DIRECTIONS: Return every record exactly. Omit nothing.

INPUT:
_ _ _

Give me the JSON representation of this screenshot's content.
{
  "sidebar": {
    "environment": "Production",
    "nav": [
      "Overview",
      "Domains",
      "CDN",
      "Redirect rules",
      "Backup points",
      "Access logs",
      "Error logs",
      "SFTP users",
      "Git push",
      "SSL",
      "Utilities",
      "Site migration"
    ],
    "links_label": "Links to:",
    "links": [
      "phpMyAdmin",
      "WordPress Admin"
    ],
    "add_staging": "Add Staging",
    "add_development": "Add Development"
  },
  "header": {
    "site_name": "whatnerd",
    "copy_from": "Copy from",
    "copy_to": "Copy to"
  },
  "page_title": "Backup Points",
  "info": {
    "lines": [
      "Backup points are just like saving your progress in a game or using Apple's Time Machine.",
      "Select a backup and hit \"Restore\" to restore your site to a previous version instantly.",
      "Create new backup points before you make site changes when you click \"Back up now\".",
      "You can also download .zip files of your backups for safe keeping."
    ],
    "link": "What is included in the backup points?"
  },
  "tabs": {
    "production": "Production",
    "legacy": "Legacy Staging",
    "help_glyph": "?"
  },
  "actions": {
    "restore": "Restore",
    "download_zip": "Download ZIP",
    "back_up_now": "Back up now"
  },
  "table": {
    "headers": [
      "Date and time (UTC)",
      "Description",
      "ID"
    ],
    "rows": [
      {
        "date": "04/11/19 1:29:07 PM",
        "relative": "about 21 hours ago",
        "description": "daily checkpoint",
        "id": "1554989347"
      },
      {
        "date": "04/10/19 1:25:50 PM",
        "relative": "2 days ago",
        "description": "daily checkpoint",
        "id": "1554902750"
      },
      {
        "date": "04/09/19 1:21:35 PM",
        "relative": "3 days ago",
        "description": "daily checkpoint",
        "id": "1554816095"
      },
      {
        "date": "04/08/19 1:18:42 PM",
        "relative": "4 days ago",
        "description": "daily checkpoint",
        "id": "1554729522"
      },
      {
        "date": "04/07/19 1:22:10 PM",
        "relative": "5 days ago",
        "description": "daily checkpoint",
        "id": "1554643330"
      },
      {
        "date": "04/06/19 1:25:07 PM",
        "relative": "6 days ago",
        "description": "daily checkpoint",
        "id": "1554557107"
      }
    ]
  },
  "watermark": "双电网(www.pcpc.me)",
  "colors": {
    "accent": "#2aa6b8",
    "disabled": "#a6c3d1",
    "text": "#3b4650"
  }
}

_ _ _

OUTPUT FOR THIS TASK:
Give me the JSON representation of this screenshot's content.
{
  "sidebar": {
    "environment": "Production",
    "nav": [
      "Overview",
      "Domains",
      "CDN",
      "Redirect rules",
      "Backup points",
      "Access logs",
      "Error logs",
      "SFTP users",
      "Git push",
      "SSL",
      "Utilities",
      "Site migration"
    ],
    "links_label": "Links to:",
    "links": [
      "phpMyAdmin",
      "WordPress Admin"
    ],
    "add_staging": "Add Staging",
    "add_development": "Add Development"
  },
  "header": {
    "site_name": "whatnerd",
    "copy_from": "Copy from",
    "copy_to": "Copy to"
  },
  "page_title": "Backup Points",
  "info": {
    "lines": [
      "Backup points are just like saving your progress in a game or using Apple's Time Machine.",
      "Select a backup and hit \"Restore\" to restore your site to a previous version instantly.",
      "Create new backup points before you make site changes when you click \"Back up now\".",
      "You can also download .zip files of your backups for safe keeping."
    ],
    "link": "What is included in the backup points?"
  },
  "tabs": {
    "production": "Production",
    "legacy": "Legacy Staging",
    "help_glyph": "?"
  },
  "actions": {
    "restore": "Restore",
    "download_zip": "Download ZIP",
    "back_up_now": "Back up now"
  },
  "table": {
    "headers": [
      "Date and time (UTC)",
      "Description",
      "ID"
    ],
    "rows": [
      {
        "date": "04/11/19 1:29:07 PM",
        "relative": "about 21 hours ago",
        "description": "daily checkpoint",
        "id": "1554989347"
      },
      {
        "date": "04/10/19 1:25:50 PM",
        "relative": "2 days ago",
        "description": "daily checkpoint",
        "id": "1554902750"
      },
      {
        "date": "04/09/19 1:21:35 PM",
        "relative": "3 days ago",
        "description": "daily checkpoint",
        "id": "1554816095"
      },
      {
        "date": "04/08/19 1:18:42 PM",
        "relative": "4 days ago",
        "description": "daily checkpoint",
        "id": "1554729522"
      },
      {
        "date": "04/07/19 1:22:10 PM",
        "relative": "5 days ago",
        "description": "daily checkpoint",
        "id": "1554643330"
      },
      {
        "date": "04/06/19 1:25:07 PM",
        "relative": "6 days ago",
        "description": "daily checkpoint",
        "id": "1554557107"
      }
    ]
  },
  "watermark": "双电网(www.pcpc.me)",
  "colors": {
    "accent": "#2aa6b8",
    "disabled": "#a6c3d1",
    "text": "#3b4650"
  }
}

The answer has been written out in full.